Your goal -> All of the entries should be written out again exactly.
[Start of section]
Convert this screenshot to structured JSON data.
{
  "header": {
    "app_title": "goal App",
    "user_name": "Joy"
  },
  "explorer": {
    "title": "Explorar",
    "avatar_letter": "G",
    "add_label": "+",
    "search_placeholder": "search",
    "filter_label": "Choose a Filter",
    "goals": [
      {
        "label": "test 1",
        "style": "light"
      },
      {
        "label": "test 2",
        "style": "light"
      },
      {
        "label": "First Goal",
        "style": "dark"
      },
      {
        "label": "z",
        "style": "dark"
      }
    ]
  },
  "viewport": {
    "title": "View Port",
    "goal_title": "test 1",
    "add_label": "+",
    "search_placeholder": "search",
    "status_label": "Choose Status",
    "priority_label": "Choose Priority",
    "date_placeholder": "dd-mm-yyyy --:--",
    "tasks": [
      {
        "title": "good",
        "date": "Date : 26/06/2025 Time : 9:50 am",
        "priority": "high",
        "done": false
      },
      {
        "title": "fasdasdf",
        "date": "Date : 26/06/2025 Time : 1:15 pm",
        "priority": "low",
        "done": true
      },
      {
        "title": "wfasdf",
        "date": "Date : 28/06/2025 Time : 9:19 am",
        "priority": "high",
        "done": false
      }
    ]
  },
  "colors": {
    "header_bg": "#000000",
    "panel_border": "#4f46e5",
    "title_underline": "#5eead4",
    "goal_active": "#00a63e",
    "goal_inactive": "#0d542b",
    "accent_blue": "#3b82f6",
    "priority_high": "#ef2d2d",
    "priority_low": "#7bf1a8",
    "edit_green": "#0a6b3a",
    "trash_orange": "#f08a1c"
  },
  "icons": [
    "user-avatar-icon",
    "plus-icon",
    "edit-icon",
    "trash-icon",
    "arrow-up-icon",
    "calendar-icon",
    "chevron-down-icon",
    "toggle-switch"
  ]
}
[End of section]
Expected answer ->
Convert this screenshot to structured JSON data.
{
  "header": {
    "app_title": "goal App",
    "user_name": "Joy"
  },
  "explorer": {
    "title": "Explorar",
    "avatar_letter": "G",
    "add_label": "+",
    "search_placeholder": "search",
    "filter_label": "Choose a Filter",
    "goals": [
      {
        "label": "test 1",
        "style": "light"
      },
      {
        "label": "test 2",
        "style": "light"
      },
      {
        "label": "First Goal",
        "style": "dark"
      },
      {
        "label": "z",
        "style": "dark"
      }
    ]
  },
  "viewport": {
    "title": "View Port",
    "goal_title": "test 1",
    "add_label": "+",
    "search_placeholder": "search",
    "status_label": "Choose Status",
    "priority_label": "Choose Priority",
    "date_placeholder": "dd-mm-yyyy --:--",
    "tasks": [
      {
        "title": "good",
        "date": "Date : 26/06/2025 Time : 9:50 am",
        "priority": "high",
        "done": false
      },
      {
        "title": "fasdasdf",
        "date": "Date : 26/06/2025 Time : 1:15 pm",
        "priority": "low",
        "done": true
      },
      {
        "title": "wfasdf",
        "date": "Date : 28/06/2025 Time : 9:19 am",
        "priority": "high",
        "done": false
      }
    ]
  },
  "colors": {
    "header_bg": "#000000",
    "panel_border": "#4f46e5",
    "title_underline": "#5eead4",
    "goal_active": "#00a63e",
    "goal_inactive": "#0d542b",
    "accent_blue": "#3b82f6",
    "priority_high": "#ef2d2d",
    "priority_low": "#7bf1a8",
    "edit_green": "#0a6b3a",
    "trash_orange": "#f08a1c"
  },
  "icons": [
    "user-avatar-icon",
    "plus-icon",
    "edit-icon",
    "trash-icon",
    "arrow-up-icon",
    "calendar-icon",
    "chevron-down-icon",
    "toggle-switch"
  ]
}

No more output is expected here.